A blogger recently posed this question.
If I had to vote for one of two hypothetical candidates, would I be more likely to vote for a liberal Christian or a conservative atheist?
My first, immediate response was to just answer the question: yes, of course I’d vote for the liberal Christian. All you have to do is realize that Karl Rove is an atheist to know that the label “atheist” is not an automatic marker for a good person (just as we know “Christian” isn’t either, with more examples than I can count.)
But then I thought about it a moment more, and realized it is a goddamned stupid question.
I have never, in my entire life, been given an opportunity to vote for an openly atheist candidate for any office.

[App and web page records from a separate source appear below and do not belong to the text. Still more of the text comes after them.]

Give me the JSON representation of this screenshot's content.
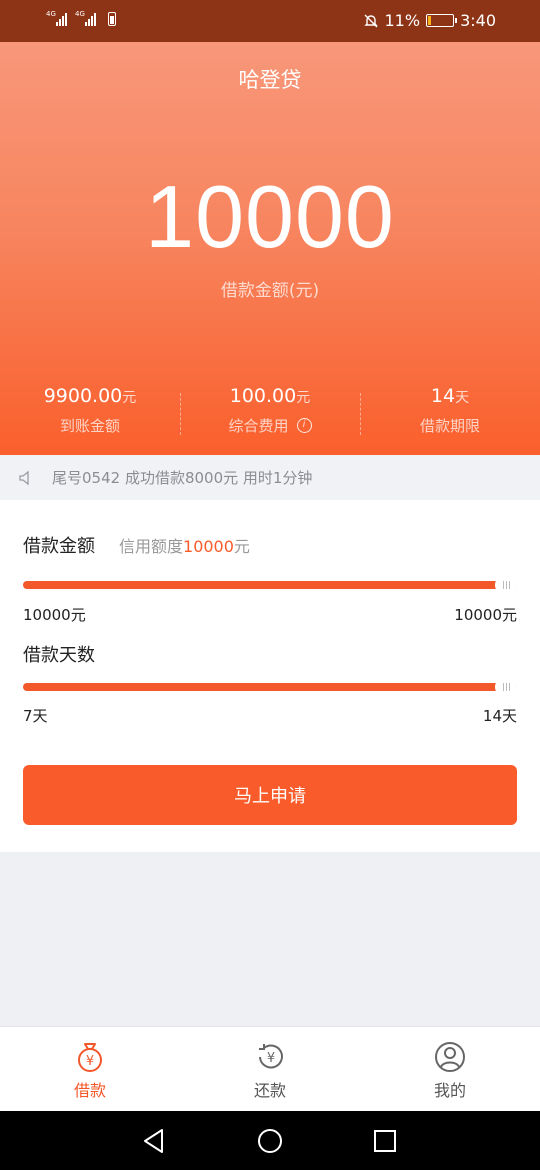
{
  "status_bar": {
    "signal1_label": "4G",
    "signal2_label": "4G",
    "battery_percent": "11%",
    "battery_level": 0.11,
    "time": "3:40",
    "icons": [
      "signal-icon",
      "signal-icon",
      "battery-icon",
      "mute-bell-icon",
      "battery-icon"
    ]
  },
  "hero": {
    "app_title": "哈登贷",
    "amount": "10000",
    "amount_label": "借款金额(元)",
    "stats": [
      {
        "value": "9900.00",
        "unit": "元",
        "label": "到账金额"
      },
      {
        "value": "100.00",
        "unit": "元",
        "label": "综合费用"
      },
      {
        "value": "14",
        "unit": "天",
        "label": "借款期限"
      }
    ],
    "info_icon": "i"
  },
  "notice": {
    "text": "尾号0542 成功借款8000元 用时1分钟",
    "icon": "speaker-icon"
  },
  "loan_amount": {
    "heading": "借款金额",
    "credit_prefix": "信用额度",
    "credit_value": "10000",
    "credit_unit": "元",
    "slider_value": 1.0,
    "min_label": "10000元",
    "max_label": "10000元"
  },
  "loan_days": {
    "heading": "借款天数",
    "slider_value": 1.0,
    "min_label": "7天",
    "max_label": "14天"
  },
  "apply_button": "马上申请",
  "tabs": [
    {
      "label": "借款",
      "icon": "money-bag-icon",
      "active": true
    },
    {
      "label": "还款",
      "icon": "repay-icon",
      "active": false
    },
    {
      "label": "我的",
      "icon": "user-icon",
      "active": false
    }
  ],
  "colors": {
    "accent": "#fa5b2a",
    "status_bar": "#8e3416"
  }
}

Not once. This is a radically hypothetical question postulating an unthinkable world (to an American, at least) in which atheists can run for office without the bigoted Christian majority making it an exercise in futility, where we actually get a choice. In that reality, I think actually I might seriously consider voting for a non-odious conservative atheist (not Karl Rove, not a Randian asshole) just for the novelty of it all and to see someone, anyone representing my irreligious views in office.
Because isn’t that really the issue, that atheists are virtually locked out of most offices?
Then there are some weird assumptions in the question itself. What if a conservative atheist were answering it? There’d be no conflict of values at all. Notice how it simply assumes that nearly all atheist readers would be politically liberal — which I think is mostly true, despite the strong strain of Libertarianism within atheism.
But doesn’t that imply that if we had an atheist candidate representative of most atheists’ political leanings, the question ought to be:
If I had to vote for one of two hypothetical candidates, would I be more likely to vote for a liberal Christian or a liberal atheist?
O Glorious Imaginary Universe of Delightful Choices! Can you imagine going into the voting booth and finding yourself confronted with a decision between two reasonable, intelligent, thoughtful candidates, rather than Dumb Thug vs. the person the other party decided to run against it? Or, as I often find when voting for local offices, Dumb Thug vs. Dumb Thug.
But of course what reality tells us is that the candidate who clothes himself in religious garb and makes their faith an issue in a political campaign is almost always conservative — religion tends to side with stupid, archaic, and authoritarian on social issues. What that means is that if we ever did get an opportunity to make that choice at the ballot box, it would look like this:
If I had to vote for one of two hypothetical candidates, would I be more likely to vote for a conservative Christian or a liberal atheist?
And now it’s no question at all.